• WORK ITEM
Which lines of the listing hold the string "likes"? Copy those lines.

• SUPPLIED MATERIAL
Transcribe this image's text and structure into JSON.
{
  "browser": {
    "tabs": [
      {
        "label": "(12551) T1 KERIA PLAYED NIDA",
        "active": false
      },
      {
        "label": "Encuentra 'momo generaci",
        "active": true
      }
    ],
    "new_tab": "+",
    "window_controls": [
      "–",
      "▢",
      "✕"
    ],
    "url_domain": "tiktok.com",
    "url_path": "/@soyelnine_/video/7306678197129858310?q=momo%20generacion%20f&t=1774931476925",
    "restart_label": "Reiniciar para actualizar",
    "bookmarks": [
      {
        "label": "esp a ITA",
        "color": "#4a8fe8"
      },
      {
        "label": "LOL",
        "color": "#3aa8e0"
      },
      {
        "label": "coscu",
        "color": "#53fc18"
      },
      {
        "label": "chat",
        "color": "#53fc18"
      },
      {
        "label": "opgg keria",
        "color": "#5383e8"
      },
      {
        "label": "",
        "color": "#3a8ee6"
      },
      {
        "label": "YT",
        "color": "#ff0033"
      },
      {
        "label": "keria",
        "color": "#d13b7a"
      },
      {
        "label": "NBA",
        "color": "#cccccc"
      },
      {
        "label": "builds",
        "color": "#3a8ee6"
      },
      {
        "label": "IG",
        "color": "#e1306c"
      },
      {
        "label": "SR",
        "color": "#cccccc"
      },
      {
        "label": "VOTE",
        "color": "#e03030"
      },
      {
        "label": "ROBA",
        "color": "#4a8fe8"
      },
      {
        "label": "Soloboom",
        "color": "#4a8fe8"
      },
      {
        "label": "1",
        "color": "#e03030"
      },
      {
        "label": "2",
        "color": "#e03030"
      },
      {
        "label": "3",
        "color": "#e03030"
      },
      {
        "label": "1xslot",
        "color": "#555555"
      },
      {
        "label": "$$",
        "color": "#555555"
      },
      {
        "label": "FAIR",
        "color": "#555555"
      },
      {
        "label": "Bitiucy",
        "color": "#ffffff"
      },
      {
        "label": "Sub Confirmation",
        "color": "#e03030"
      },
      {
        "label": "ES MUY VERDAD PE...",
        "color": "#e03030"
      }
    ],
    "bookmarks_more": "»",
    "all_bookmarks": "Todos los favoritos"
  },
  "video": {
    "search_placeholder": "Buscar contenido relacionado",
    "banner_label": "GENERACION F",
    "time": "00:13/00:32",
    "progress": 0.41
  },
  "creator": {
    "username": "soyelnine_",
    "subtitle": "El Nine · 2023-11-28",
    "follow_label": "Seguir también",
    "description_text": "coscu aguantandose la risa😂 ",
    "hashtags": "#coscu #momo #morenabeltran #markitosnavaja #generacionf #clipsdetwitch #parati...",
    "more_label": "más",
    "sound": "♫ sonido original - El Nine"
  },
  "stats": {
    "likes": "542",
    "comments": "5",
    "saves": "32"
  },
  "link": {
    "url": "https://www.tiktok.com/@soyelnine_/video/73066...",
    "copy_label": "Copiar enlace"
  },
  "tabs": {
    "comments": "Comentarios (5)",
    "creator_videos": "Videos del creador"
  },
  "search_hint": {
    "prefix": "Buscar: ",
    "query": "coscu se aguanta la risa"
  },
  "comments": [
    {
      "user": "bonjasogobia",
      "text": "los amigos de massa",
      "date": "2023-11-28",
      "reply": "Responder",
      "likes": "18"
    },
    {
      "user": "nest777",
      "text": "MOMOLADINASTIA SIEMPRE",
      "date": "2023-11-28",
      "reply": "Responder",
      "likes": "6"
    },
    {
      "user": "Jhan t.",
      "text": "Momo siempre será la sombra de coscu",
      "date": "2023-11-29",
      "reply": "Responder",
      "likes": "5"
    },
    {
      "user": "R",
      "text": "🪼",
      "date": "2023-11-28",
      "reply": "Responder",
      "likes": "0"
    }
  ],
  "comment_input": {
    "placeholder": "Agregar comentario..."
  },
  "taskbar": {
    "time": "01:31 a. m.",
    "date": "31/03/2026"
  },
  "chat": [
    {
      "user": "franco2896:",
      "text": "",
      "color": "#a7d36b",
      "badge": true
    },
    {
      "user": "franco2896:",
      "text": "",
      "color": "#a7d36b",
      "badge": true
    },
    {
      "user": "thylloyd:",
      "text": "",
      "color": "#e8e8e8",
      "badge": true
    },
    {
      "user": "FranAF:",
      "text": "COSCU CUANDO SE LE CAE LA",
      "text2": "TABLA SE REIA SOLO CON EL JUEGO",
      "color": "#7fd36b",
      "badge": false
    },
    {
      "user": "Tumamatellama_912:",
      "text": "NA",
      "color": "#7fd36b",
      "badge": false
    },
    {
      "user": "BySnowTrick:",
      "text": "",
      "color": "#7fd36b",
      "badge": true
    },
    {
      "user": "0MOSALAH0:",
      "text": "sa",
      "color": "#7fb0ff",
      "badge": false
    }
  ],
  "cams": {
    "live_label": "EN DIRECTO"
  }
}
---
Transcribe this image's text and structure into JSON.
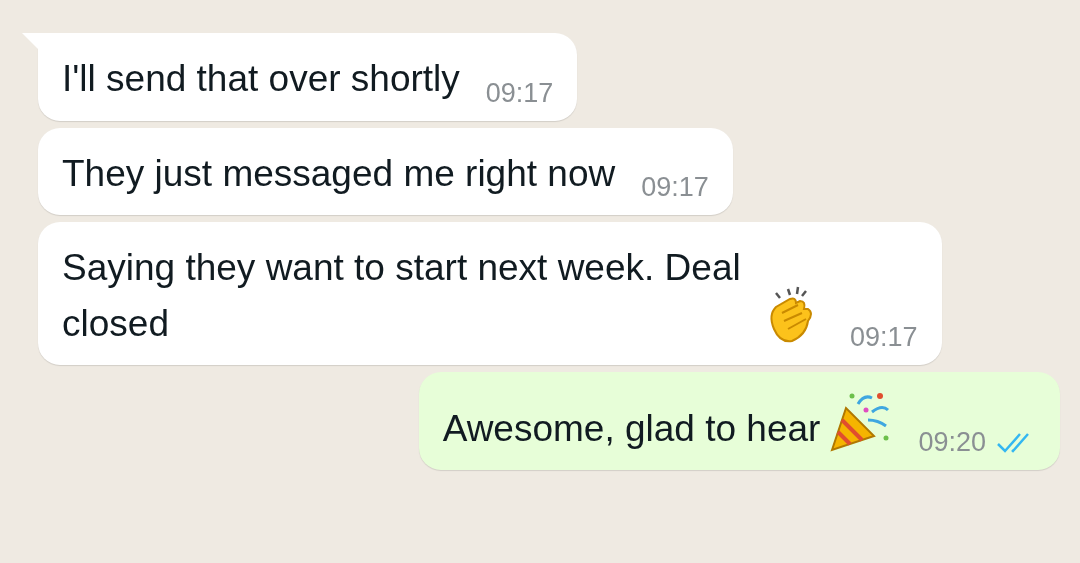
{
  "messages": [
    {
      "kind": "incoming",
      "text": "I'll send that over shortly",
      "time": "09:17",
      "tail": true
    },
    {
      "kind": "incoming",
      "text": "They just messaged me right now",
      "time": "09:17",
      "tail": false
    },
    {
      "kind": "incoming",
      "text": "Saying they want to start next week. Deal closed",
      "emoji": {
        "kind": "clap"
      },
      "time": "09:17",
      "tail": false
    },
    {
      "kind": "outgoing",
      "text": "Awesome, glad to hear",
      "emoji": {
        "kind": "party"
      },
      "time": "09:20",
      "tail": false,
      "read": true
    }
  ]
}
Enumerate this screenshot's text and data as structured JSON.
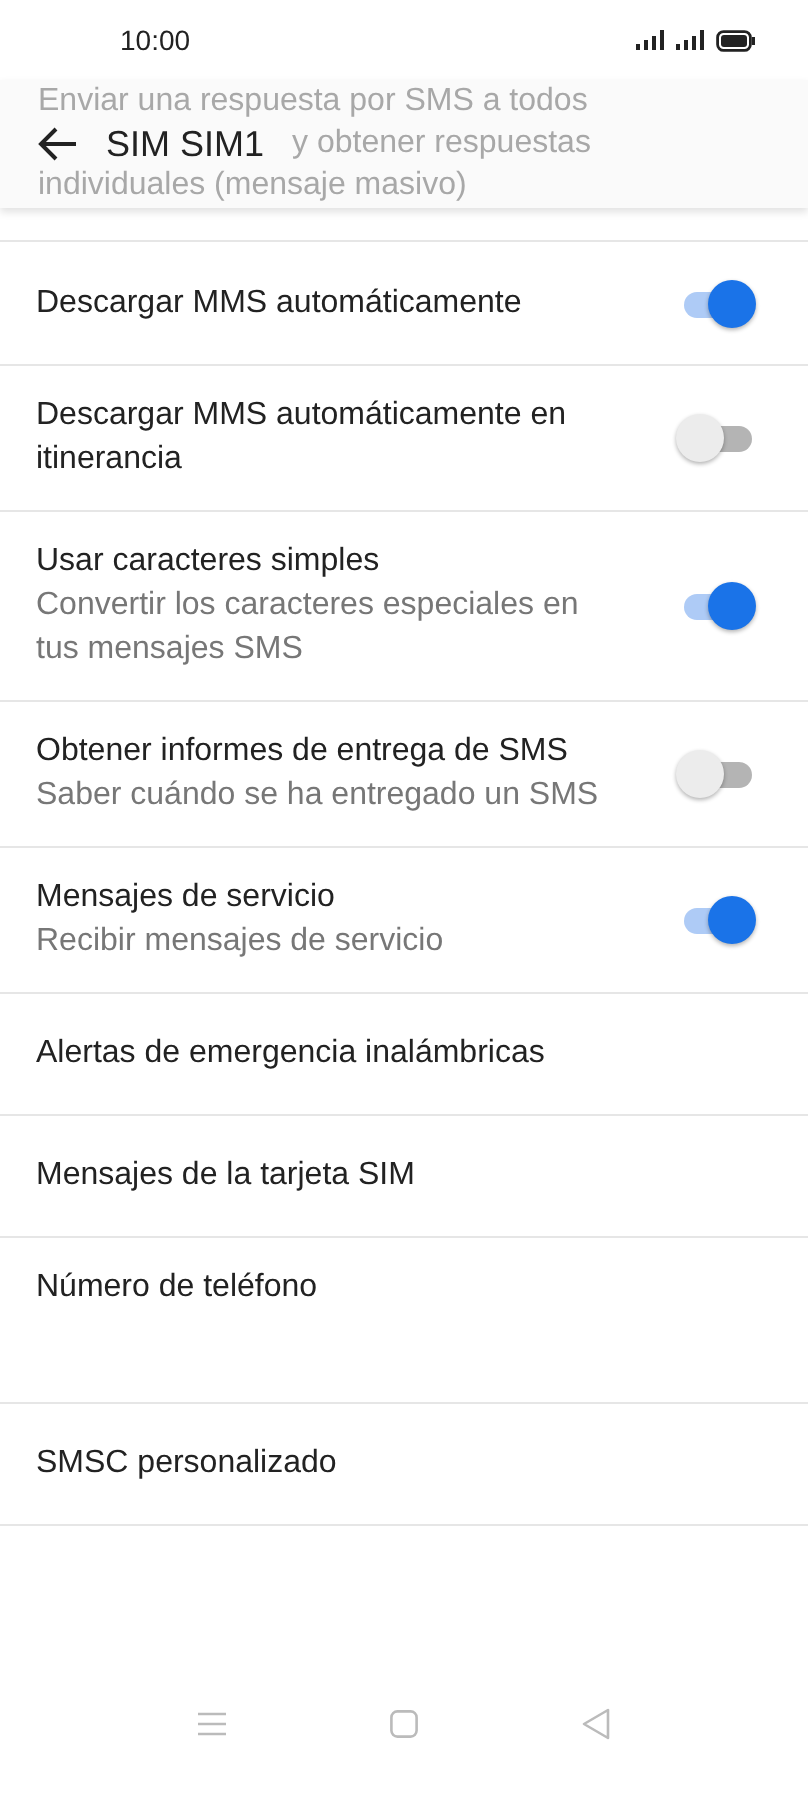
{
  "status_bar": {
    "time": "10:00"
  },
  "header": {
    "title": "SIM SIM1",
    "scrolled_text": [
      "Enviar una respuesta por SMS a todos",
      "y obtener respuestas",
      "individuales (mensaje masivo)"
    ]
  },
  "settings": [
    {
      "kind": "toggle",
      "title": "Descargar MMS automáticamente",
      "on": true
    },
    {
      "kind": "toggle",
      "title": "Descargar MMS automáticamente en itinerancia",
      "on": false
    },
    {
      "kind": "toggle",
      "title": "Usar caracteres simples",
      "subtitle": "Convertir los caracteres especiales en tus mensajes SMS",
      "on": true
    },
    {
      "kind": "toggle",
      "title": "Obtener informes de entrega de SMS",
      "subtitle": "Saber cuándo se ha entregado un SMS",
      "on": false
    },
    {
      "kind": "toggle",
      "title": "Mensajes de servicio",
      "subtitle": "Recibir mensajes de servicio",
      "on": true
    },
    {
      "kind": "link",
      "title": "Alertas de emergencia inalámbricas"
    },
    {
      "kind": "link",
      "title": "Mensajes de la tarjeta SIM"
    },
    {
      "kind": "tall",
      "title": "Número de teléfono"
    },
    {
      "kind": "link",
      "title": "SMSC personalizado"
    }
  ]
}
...
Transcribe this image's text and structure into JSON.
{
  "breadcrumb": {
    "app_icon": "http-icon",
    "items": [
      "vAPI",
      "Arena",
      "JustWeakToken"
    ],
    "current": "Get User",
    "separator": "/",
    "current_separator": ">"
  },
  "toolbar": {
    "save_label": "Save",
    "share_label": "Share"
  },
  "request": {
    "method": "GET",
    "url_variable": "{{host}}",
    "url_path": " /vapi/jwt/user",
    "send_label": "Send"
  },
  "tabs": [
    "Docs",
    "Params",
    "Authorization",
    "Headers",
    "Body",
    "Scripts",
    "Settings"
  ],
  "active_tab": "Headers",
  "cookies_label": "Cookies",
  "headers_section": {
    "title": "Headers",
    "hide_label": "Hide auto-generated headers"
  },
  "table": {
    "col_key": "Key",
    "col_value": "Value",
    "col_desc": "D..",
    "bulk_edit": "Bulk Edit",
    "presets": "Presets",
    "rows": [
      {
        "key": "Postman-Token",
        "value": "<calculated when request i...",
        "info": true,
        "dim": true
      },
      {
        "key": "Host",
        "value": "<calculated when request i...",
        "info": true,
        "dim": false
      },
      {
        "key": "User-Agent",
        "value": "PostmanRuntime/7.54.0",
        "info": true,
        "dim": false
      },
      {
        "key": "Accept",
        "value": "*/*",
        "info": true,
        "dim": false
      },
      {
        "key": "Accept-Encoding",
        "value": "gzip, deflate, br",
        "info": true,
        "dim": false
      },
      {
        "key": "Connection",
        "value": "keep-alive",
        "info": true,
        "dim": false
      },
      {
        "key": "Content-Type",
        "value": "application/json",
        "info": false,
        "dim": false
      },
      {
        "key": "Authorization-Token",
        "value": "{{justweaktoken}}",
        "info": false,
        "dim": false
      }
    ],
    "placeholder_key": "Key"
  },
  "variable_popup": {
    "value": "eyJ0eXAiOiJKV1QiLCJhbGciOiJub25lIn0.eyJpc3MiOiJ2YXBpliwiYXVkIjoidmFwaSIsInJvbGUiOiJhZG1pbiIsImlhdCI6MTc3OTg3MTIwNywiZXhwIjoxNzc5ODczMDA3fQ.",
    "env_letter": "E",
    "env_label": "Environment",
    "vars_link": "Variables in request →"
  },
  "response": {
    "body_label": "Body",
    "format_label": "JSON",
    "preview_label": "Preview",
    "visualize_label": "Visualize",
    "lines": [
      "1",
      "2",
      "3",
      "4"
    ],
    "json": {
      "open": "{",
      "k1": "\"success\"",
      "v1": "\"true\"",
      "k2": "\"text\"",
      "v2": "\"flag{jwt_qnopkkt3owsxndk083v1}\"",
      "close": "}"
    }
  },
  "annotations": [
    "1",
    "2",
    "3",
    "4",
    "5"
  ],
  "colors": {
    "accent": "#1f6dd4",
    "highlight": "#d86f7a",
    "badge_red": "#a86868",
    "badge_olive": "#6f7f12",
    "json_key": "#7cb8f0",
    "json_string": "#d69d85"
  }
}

• RESPONSE BOX
    "likes": "542",
      "likes": "18"
      "likes": "6"
      "likes": "5"
      "likes": "0"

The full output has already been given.